▶ **Task goal**
What is needed is every line from the one holding "What data populates" to the last line of the data below, printed exactly and without pictures.
[[ Input data, beginning ]]
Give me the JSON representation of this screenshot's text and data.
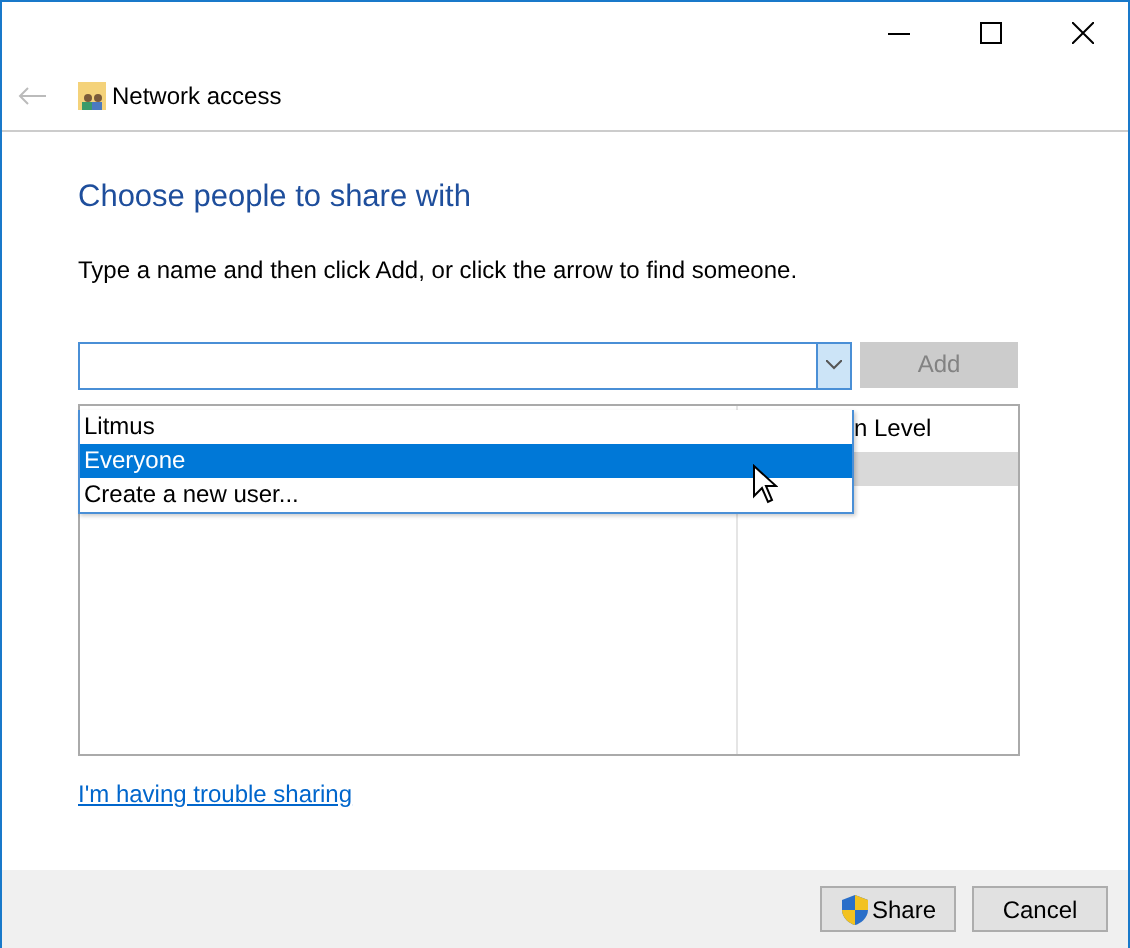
{
  "window": {
    "title": "Network access"
  },
  "heading": "Choose people to share with",
  "instruction": "Type a name and then click Add, or click the arrow to find someone.",
  "name_combo": {
    "expanded": true,
    "options": [
      {
        "label": "Litmus",
        "selected": false
      },
      {
        "label": "Everyone",
        "selected": true
      },
      {
        "label": "Create a new user...",
        "selected": false
      }
    ]
  },
  "add_button": {
    "label": "Add",
    "disabled": true
  },
  "table": {
    "columns": [
      "n Level"
    ],
    "rows": [
      {
        "selected": true
      }
    ]
  },
  "trouble_link": "I'm having trouble sharing",
  "buttons": [
    {
      "kind": "shield",
      "label": "Share"
    },
    {
      "kind": "plain",
      "label": "Cancel"
    }
  ]
}
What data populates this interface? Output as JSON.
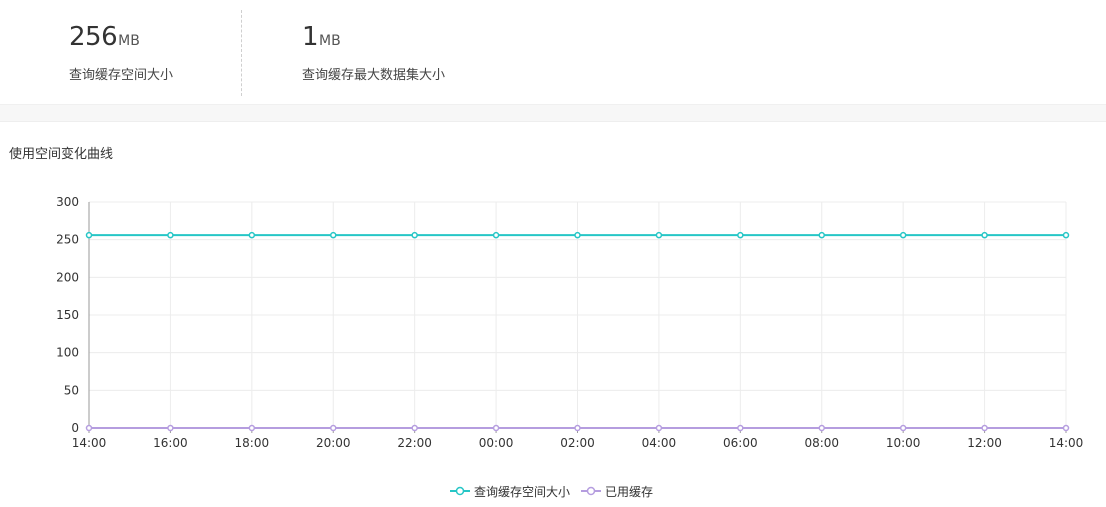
{
  "stats": [
    {
      "value": "256",
      "unit": "MB",
      "label": "查询缓存空间大小"
    },
    {
      "value": "1",
      "unit": "MB",
      "label": "查询缓存最大数据集大小"
    }
  ],
  "chart_title": "使用空间变化曲线",
  "chart_data": {
    "type": "line",
    "title": "使用空间变化曲线",
    "xlabel": "",
    "ylabel": "",
    "x": [
      "14:00",
      "16:00",
      "18:00",
      "20:00",
      "22:00",
      "00:00",
      "02:00",
      "04:00",
      "06:00",
      "08:00",
      "10:00",
      "12:00",
      "14:00"
    ],
    "ylim": [
      0,
      300
    ],
    "yticks": [
      0,
      50,
      100,
      150,
      200,
      250,
      300
    ],
    "grid": true,
    "legend_position": "bottom-center",
    "series": [
      {
        "name": "查询缓存空间大小",
        "color": "#26c6c6",
        "values": [
          256,
          256,
          256,
          256,
          256,
          256,
          256,
          256,
          256,
          256,
          256,
          256,
          256
        ]
      },
      {
        "name": "已用缓存",
        "color": "#b59ddf",
        "values": [
          0,
          0,
          0,
          0,
          0,
          0,
          0,
          0,
          0,
          0,
          0,
          0,
          0
        ]
      }
    ]
  }
}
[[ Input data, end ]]
▶ **Reply to the exercise**
What data populates this interface? Output as JSON.
{
  "stats": [
    {
      "value": "256",
      "unit": "MB",
      "label": "查询缓存空间大小"
    },
    {
      "value": "1",
      "unit": "MB",
      "label": "查询缓存最大数据集大小"
    }
  ],
  "chart_title": "使用空间变化曲线",
  "chart_data": {
    "type": "line",
    "title": "使用空间变化曲线",
    "xlabel": "",
    "ylabel": "",
    "x": [
      "14:00",
      "16:00",
      "18:00",
      "20:00",
      "22:00",
      "00:00",
      "02:00",
      "04:00",
      "06:00",
      "08:00",
      "10:00",
      "12:00",
      "14:00"
    ],
    "ylim": [
      0,
      300
    ],
    "yticks": [
      0,
      50,
      100,
      150,
      200,
      250,
      300
    ],
    "grid": true,
    "legend_position": "bottom-center",
    "series": [
      {
        "name": "查询缓存空间大小",
        "color": "#26c6c6",
        "values": [
          256,
          256,
          256,
          256,
          256,
          256,
          256,
          256,
          256,
          256,
          256,
          256,
          256
        ]
      },
      {
        "name": "已用缓存",
        "color": "#b59ddf",
        "values": [
          0,
          0,
          0,
          0,
          0,
          0,
          0,
          0,
          0,
          0,
          0,
          0,
          0
        ]
      }
    ]
  }
}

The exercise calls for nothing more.